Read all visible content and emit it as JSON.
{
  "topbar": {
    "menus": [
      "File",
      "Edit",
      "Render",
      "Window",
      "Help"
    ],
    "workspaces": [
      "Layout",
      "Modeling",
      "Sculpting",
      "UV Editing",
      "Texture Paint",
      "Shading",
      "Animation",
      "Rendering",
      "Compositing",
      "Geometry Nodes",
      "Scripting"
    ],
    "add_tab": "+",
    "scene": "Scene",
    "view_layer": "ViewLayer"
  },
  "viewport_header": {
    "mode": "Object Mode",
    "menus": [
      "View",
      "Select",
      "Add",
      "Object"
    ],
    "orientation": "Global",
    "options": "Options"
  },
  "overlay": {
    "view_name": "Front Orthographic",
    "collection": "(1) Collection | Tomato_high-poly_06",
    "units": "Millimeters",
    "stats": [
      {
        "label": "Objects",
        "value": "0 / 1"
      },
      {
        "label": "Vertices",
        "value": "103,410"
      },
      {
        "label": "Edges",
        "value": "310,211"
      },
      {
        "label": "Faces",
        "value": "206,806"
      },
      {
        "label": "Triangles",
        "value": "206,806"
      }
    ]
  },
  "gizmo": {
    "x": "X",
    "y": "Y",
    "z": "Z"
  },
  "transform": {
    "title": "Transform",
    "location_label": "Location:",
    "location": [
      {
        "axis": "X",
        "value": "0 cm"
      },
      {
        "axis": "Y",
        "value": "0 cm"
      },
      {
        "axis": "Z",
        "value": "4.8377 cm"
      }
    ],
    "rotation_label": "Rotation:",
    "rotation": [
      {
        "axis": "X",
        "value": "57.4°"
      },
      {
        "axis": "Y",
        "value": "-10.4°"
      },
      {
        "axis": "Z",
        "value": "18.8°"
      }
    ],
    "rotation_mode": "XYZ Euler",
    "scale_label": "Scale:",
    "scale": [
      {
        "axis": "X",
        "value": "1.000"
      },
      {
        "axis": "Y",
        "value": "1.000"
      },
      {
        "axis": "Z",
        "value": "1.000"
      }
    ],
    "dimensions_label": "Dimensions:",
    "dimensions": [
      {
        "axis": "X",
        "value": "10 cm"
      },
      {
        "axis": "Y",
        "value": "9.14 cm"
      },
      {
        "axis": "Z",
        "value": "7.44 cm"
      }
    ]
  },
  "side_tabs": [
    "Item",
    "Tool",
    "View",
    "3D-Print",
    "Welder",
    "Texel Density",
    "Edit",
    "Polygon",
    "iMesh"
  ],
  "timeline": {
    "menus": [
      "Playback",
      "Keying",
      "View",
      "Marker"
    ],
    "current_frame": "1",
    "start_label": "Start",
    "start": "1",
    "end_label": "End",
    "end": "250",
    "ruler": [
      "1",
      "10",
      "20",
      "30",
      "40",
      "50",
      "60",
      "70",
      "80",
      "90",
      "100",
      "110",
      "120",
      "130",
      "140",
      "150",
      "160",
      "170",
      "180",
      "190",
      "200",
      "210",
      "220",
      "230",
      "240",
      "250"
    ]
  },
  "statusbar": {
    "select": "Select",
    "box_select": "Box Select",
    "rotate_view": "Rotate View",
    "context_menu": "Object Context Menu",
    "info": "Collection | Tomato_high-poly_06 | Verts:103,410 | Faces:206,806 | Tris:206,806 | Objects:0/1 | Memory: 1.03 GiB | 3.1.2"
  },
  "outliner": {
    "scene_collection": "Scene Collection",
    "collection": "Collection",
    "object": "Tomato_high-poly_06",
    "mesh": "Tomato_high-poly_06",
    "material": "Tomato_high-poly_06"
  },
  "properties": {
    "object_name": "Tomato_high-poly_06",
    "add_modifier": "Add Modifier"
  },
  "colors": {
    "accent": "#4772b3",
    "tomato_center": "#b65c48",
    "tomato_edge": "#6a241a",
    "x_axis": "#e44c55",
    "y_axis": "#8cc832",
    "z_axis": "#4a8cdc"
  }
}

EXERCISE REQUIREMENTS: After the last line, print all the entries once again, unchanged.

TASK SOLUTION:
Read all visible content and emit it as JSON.
{
  "topbar": {
    "menus": [
      "File",
      "Edit",
      "Render",
      "Window",
      "Help"
    ],
    "workspaces": [
      "Layout",
      "Modeling",
      "Sculpting",
      "UV Editing",
      "Texture Paint",
      "Shading",
      "Animation",
      "Rendering",
      "Compositing",
      "Geometry Nodes",
      "Scripting"
    ],
    "add_tab": "+",
    "scene": "Scene",
    "view_layer": "ViewLayer"
  },
  "viewport_header": {
    "mode": "Object Mode",
    "menus": [
      "View",
      "Select",
      "Add",
      "Object"
    ],
    "orientation": "Global",
    "options": "Options"
  },
  "overlay": {
    "view_name": "Front Orthographic",
    "collection": "(1) Collection | Tomato_high-poly_06",
    "units": "Millimeters",
    "stats": [
      {
        "label": "Objects",
        "value": "0 / 1"
      },
      {
        "label": "Vertices",
        "value": "103,410"
      },
      {
        "label": "Edges",
        "value": "310,211"
      },
      {
        "label": "Faces",
        "value": "206,806"
      },
      {
        "label": "Triangles",
        "value": "206,806"
      }
    ]
  },
  "gizmo": {
    "x": "X",
    "y": "Y",
    "z": "Z"
  },
  "transform": {
    "title": "Transform",
    "location_label": "Location:",
    "location": [
      {
        "axis": "X",
        "value": "0 cm"
      },
      {
        "axis": "Y",
        "value": "0 cm"
      },
      {
        "axis": "Z",
        "value": "4.8377 cm"
      }
    ],
    "rotation_label": "Rotation:",
    "rotation": [
      {
        "axis": "X",
        "value": "57.4°"
      },
      {
        "axis": "Y",
        "value": "-10.4°"
      },
      {
        "axis": "Z",
        "value": "18.8°"
      }
    ],
    "rotation_mode": "XYZ Euler",
    "scale_label": "Scale:",
    "scale": [
      {
        "axis": "X",
        "value": "1.000"
      },
      {
        "axis": "Y",
        "value": "1.000"
      },
      {
        "axis": "Z",
        "value": "1.000"
      }
    ],
    "dimensions_label": "Dimensions:",
    "dimensions": [
      {
        "axis": "X",
        "value": "10 cm"
      },
      {
        "axis": "Y",
        "value": "9.14 cm"
      },
      {
        "axis": "Z",
        "value": "7.44 cm"
      }
    ]
  },
  "side_tabs": [
    "Item",
    "Tool",
    "View",
    "3D-Print",
    "Welder",
    "Texel Density",
    "Edit",
    "Polygon",
    "iMesh"
  ],
  "timeline": {
    "menus": [
      "Playback",
      "Keying",
      "View",
      "Marker"
    ],
    "current_frame": "1",
    "start_label": "Start",
    "start": "1",
    "end_label": "End",
    "end": "250",
    "ruler": [
      "1",
      "10",
      "20",
      "30",
      "40",
      "50",
      "60",
      "70",
      "80",
      "90",
      "100",
      "110",
      "120",
      "130",
      "140",
      "150",
      "160",
      "170",
      "180",
      "190",
      "200",
      "210",
      "220",
      "230",
      "240",
      "250"
    ]
  },
  "statusbar": {
    "select": "Select",
    "box_select": "Box Select",
    "rotate_view": "Rotate View",
    "context_menu": "Object Context Menu",
    "info": "Collection | Tomato_high-poly_06 | Verts:103,410 | Faces:206,806 | Tris:206,806 | Objects:0/1 | Memory: 1.03 GiB | 3.1.2"
  },
  "outliner": {
    "scene_collection": "Scene Collection",
    "collection": "Collection",
    "object": "Tomato_high-poly_06",
    "mesh": "Tomato_high-poly_06",
    "material": "Tomato_high-poly_06"
  },
  "properties": {
    "object_name": "Tomato_high-poly_06",
    "add_modifier": "Add Modifier"
  },
  "colors": {
    "accent": "#4772b3",
    "tomato_center": "#b65c48",
    "tomato_edge": "#6a241a",
    "x_axis": "#e44c55",
    "y_axis": "#8cc832",
    "z_axis": "#4a8cdc"
  }
}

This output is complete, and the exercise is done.